● **Excerpts from an interface dataset**
BEGIN
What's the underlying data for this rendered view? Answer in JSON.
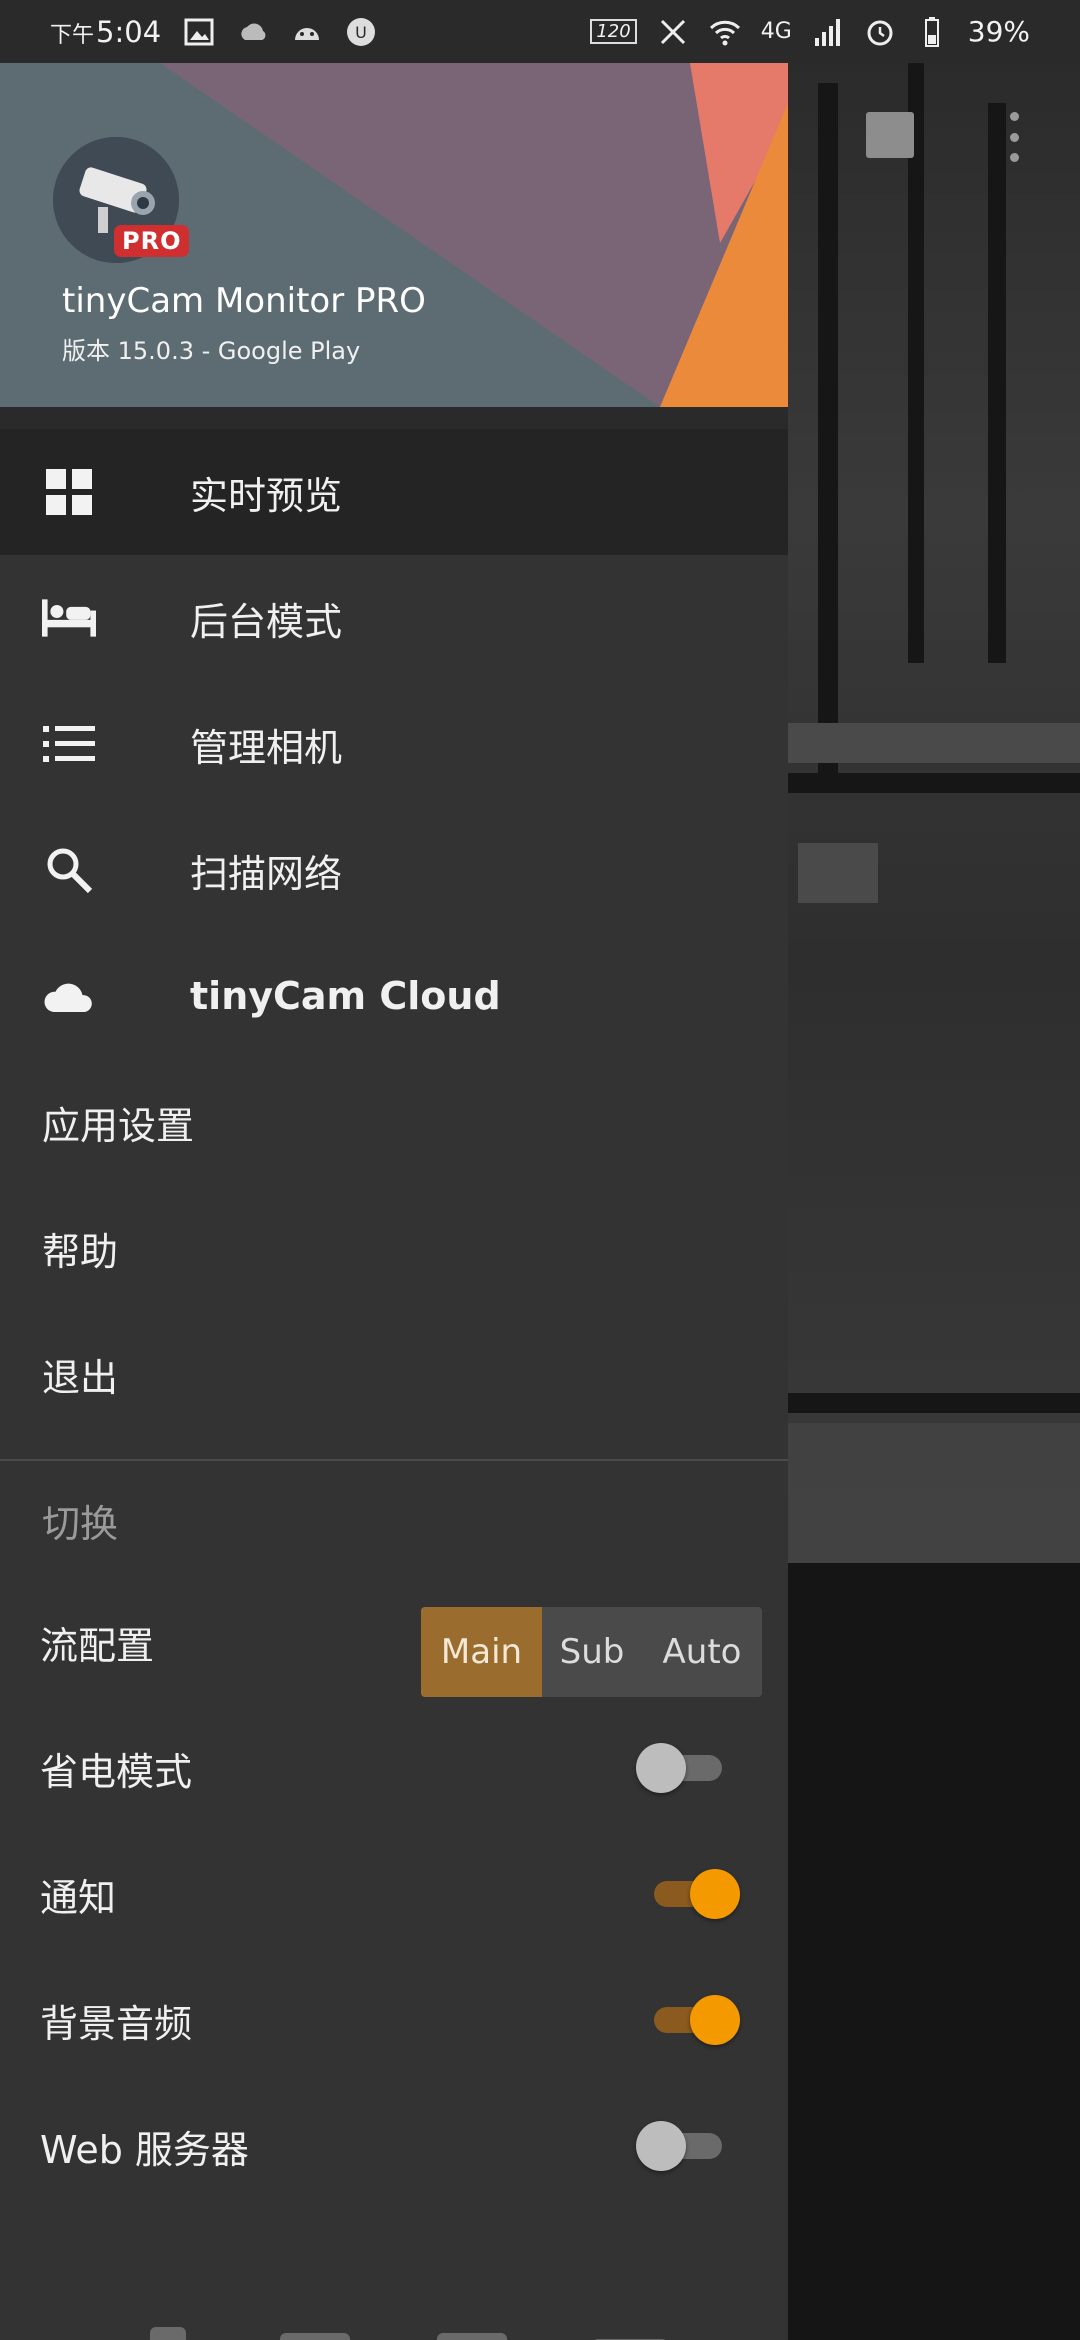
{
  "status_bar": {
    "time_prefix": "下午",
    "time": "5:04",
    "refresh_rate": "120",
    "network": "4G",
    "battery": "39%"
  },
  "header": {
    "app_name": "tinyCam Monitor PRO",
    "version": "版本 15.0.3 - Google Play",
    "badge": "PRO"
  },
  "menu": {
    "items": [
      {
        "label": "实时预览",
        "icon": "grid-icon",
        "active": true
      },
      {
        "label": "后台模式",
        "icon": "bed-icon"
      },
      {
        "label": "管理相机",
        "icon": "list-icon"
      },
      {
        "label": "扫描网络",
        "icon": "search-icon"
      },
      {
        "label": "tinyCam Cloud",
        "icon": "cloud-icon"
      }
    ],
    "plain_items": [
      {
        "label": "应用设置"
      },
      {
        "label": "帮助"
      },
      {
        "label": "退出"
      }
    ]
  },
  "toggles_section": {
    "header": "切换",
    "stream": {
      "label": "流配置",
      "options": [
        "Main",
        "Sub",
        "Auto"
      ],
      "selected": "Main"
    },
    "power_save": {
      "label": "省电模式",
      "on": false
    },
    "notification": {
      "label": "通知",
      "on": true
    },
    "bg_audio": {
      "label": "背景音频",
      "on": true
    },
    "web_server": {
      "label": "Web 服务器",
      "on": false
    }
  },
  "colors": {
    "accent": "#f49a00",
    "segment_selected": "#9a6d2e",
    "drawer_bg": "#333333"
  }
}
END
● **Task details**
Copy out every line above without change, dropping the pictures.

● **Answer box**
What's the underlying data for this rendered view? Answer in JSON.
{
  "status_bar": {
    "time_prefix": "下午",
    "time": "5:04",
    "refresh_rate": "120",
    "network": "4G",
    "battery": "39%"
  },
  "header": {
    "app_name": "tinyCam Monitor PRO",
    "version": "版本 15.0.3 - Google Play",
    "badge": "PRO"
  },
  "menu": {
    "items": [
      {
        "label": "实时预览",
        "icon": "grid-icon",
        "active": true
      },
      {
        "label": "后台模式",
        "icon": "bed-icon"
      },
      {
        "label": "管理相机",
        "icon": "list-icon"
      },
      {
        "label": "扫描网络",
        "icon": "search-icon"
      },
      {
        "label": "tinyCam Cloud",
        "icon": "cloud-icon"
      }
    ],
    "plain_items": [
      {
        "label": "应用设置"
      },
      {
        "label": "帮助"
      },
      {
        "label": "退出"
      }
    ]
  },
  "toggles_section": {
    "header": "切换",
    "stream": {
      "label": "流配置",
      "options": [
        "Main",
        "Sub",
        "Auto"
      ],
      "selected": "Main"
    },
    "power_save": {
      "label": "省电模式",
      "on": false
    },
    "notification": {
      "label": "通知",
      "on": true
    },
    "bg_audio": {
      "label": "背景音频",
      "on": true
    },
    "web_server": {
      "label": "Web 服务器",
      "on": false
    }
  },
  "colors": {
    "accent": "#f49a00",
    "segment_selected": "#9a6d2e",
    "drawer_bg": "#333333"
  }
}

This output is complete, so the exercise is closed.